→ Work required: Each record must be returned exactly, apart from the pictures, which stay out.

→ Data records:
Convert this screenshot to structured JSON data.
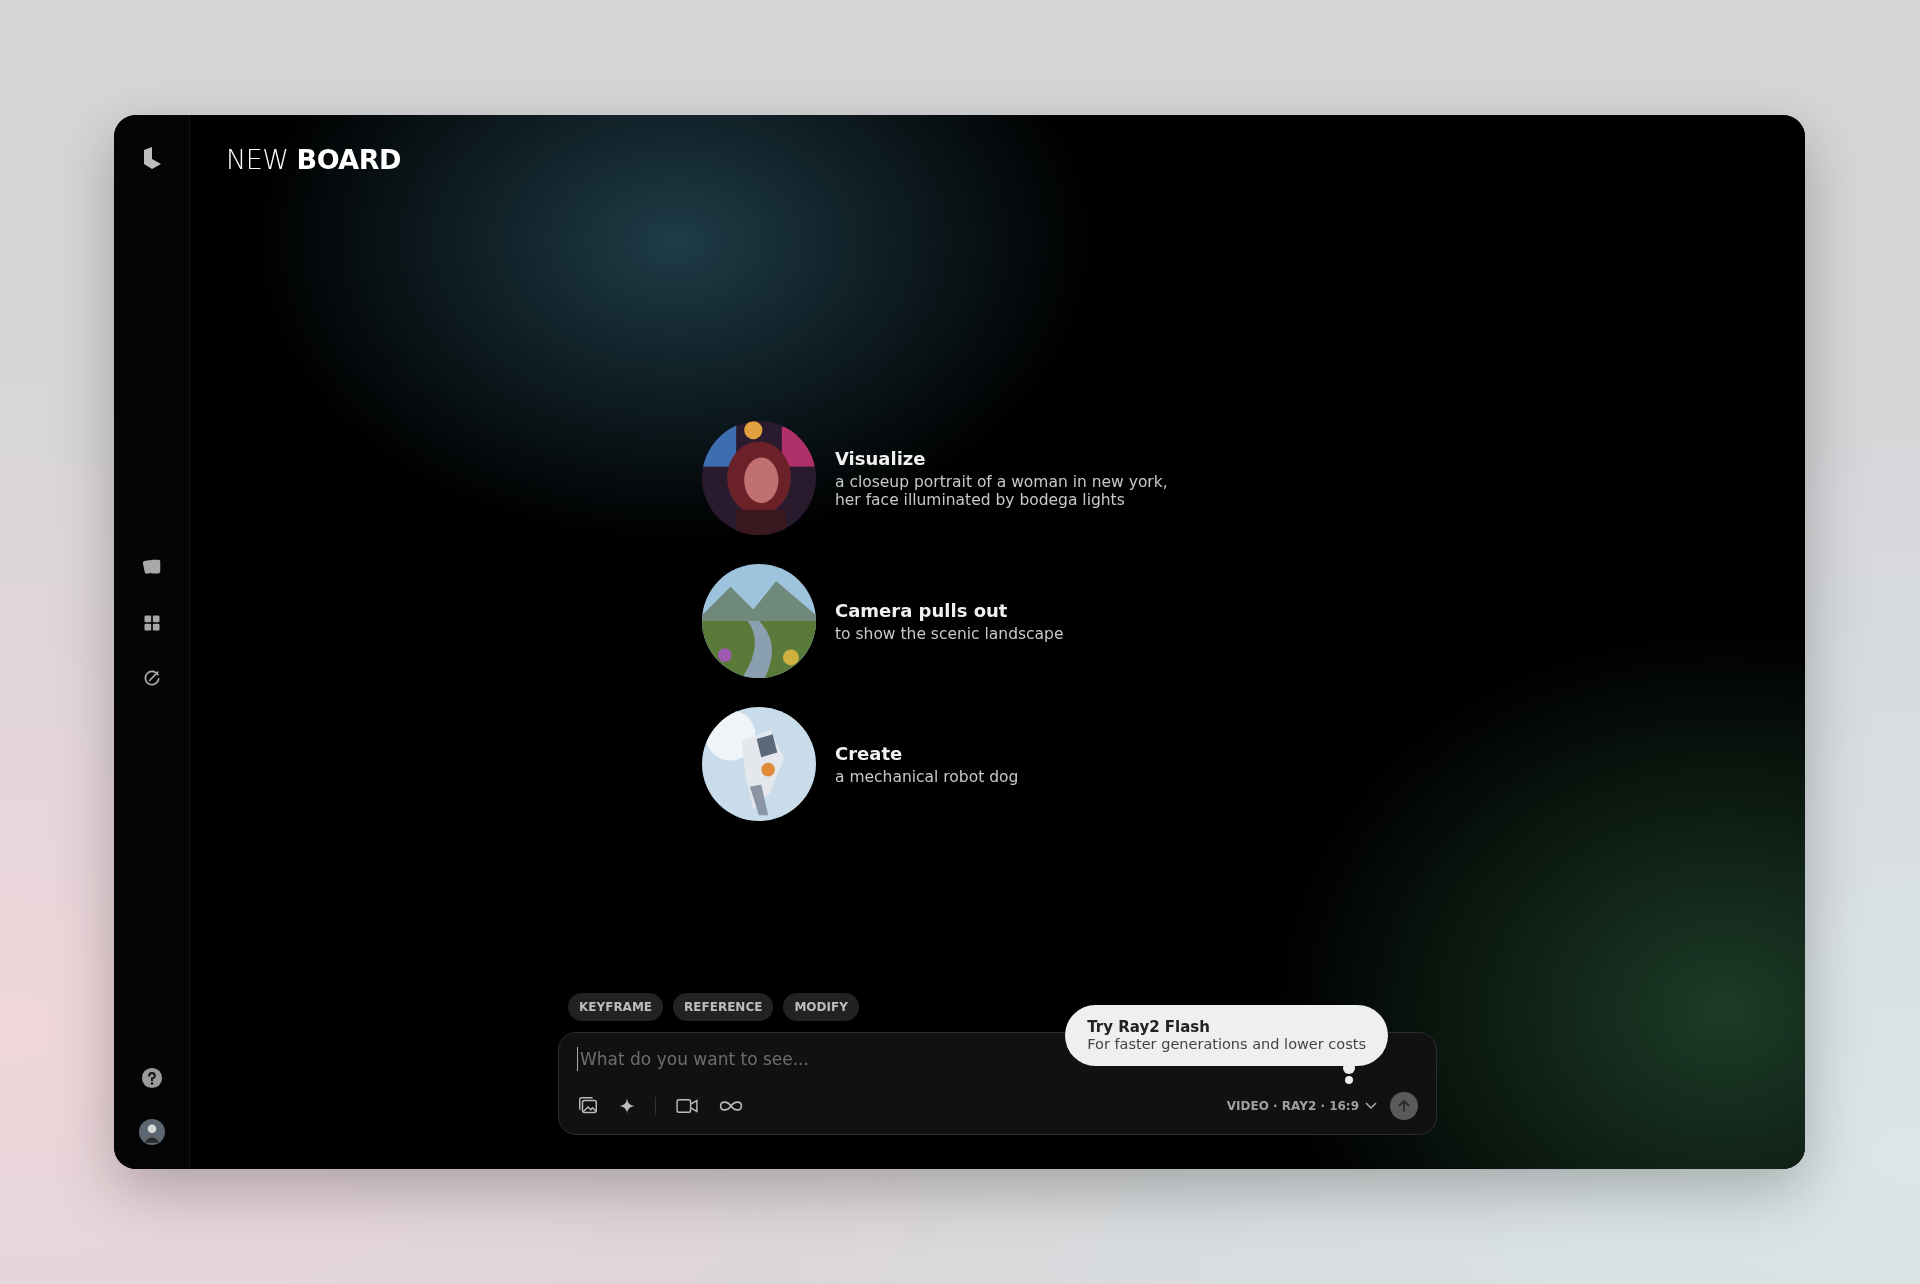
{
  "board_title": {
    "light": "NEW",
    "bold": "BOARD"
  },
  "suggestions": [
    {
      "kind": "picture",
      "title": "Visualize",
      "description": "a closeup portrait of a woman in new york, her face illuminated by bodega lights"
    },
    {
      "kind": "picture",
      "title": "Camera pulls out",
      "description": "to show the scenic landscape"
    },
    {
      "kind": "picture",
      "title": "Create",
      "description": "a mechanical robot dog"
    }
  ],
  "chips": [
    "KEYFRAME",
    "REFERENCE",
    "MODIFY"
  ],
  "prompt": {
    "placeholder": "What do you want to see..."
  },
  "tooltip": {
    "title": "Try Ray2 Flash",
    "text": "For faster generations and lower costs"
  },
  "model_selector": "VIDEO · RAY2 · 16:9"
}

→ Solution to this problem:
Convert this screenshot to structured JSON data.
{
  "board_title": {
    "light": "NEW",
    "bold": "BOARD"
  },
  "suggestions": [
    {
      "kind": "picture",
      "title": "Visualize",
      "description": "a closeup portrait of a woman in new york, her face illuminated by bodega lights"
    },
    {
      "kind": "picture",
      "title": "Camera pulls out",
      "description": "to show the scenic landscape"
    },
    {
      "kind": "picture",
      "title": "Create",
      "description": "a mechanical robot dog"
    }
  ],
  "chips": [
    "KEYFRAME",
    "REFERENCE",
    "MODIFY"
  ],
  "prompt": {
    "placeholder": "What do you want to see..."
  },
  "tooltip": {
    "title": "Try Ray2 Flash",
    "text": "For faster generations and lower costs"
  },
  "model_selector": "VIDEO · RAY2 · 16:9"
}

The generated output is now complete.